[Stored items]
★ ★ ★ ★ ★

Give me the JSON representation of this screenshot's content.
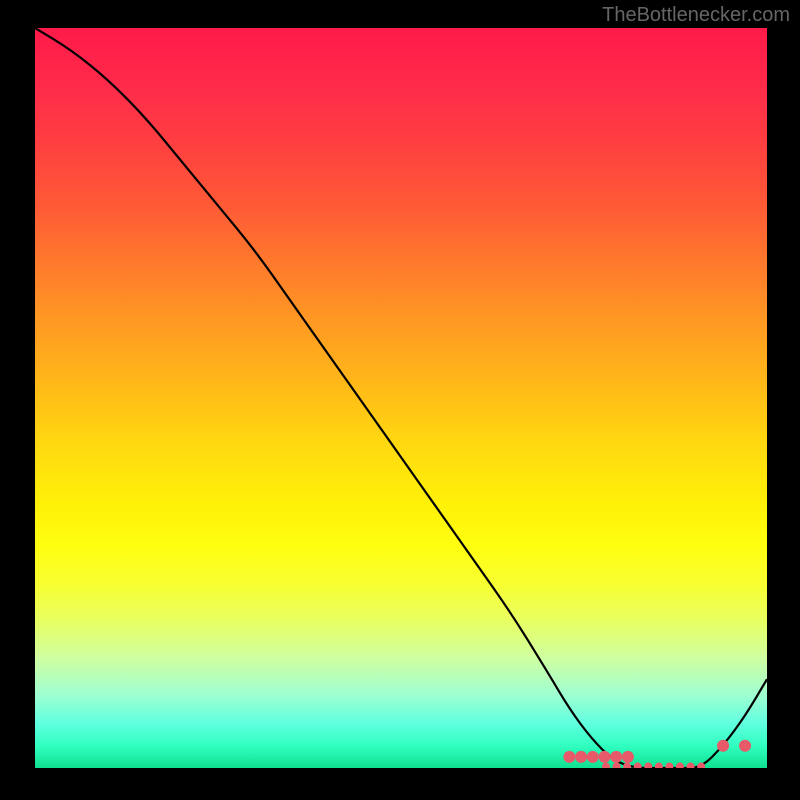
{
  "watermark": "TheBottlenecker.com",
  "chart_data": {
    "type": "line",
    "title": "",
    "xlabel": "",
    "ylabel": "",
    "xlim": [
      0,
      100
    ],
    "ylim": [
      0,
      100
    ],
    "series": [
      {
        "name": "curve",
        "x": [
          0,
          5,
          10,
          15,
          20,
          25,
          30,
          35,
          40,
          45,
          50,
          55,
          60,
          65,
          70,
          73,
          76,
          79,
          82,
          85,
          88,
          91,
          94,
          97,
          100
        ],
        "values": [
          100,
          97,
          93,
          88,
          82,
          76,
          70,
          63,
          56,
          49,
          42,
          35,
          28,
          21,
          13,
          8,
          4,
          1,
          0,
          0,
          0,
          0,
          3,
          7,
          12
        ]
      }
    ],
    "markers": [
      {
        "name": "left-cluster",
        "x_range": [
          73,
          81
        ],
        "y": 1.5,
        "count": 6
      },
      {
        "name": "bottom-cluster",
        "x_range": [
          78,
          91
        ],
        "y": 0.2,
        "count": 10
      },
      {
        "name": "right-pair",
        "x_range": [
          94,
          97
        ],
        "y": 3,
        "count": 2
      }
    ],
    "gradient_stops": [
      {
        "pos": 0,
        "color": "#ff1a4a"
      },
      {
        "pos": 50,
        "color": "#ffd810"
      },
      {
        "pos": 75,
        "color": "#f8ff30"
      },
      {
        "pos": 100,
        "color": "#10e090"
      }
    ]
  }
}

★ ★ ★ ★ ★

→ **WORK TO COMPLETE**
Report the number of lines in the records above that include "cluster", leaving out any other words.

→ **PROBLEM SOLUTION**
2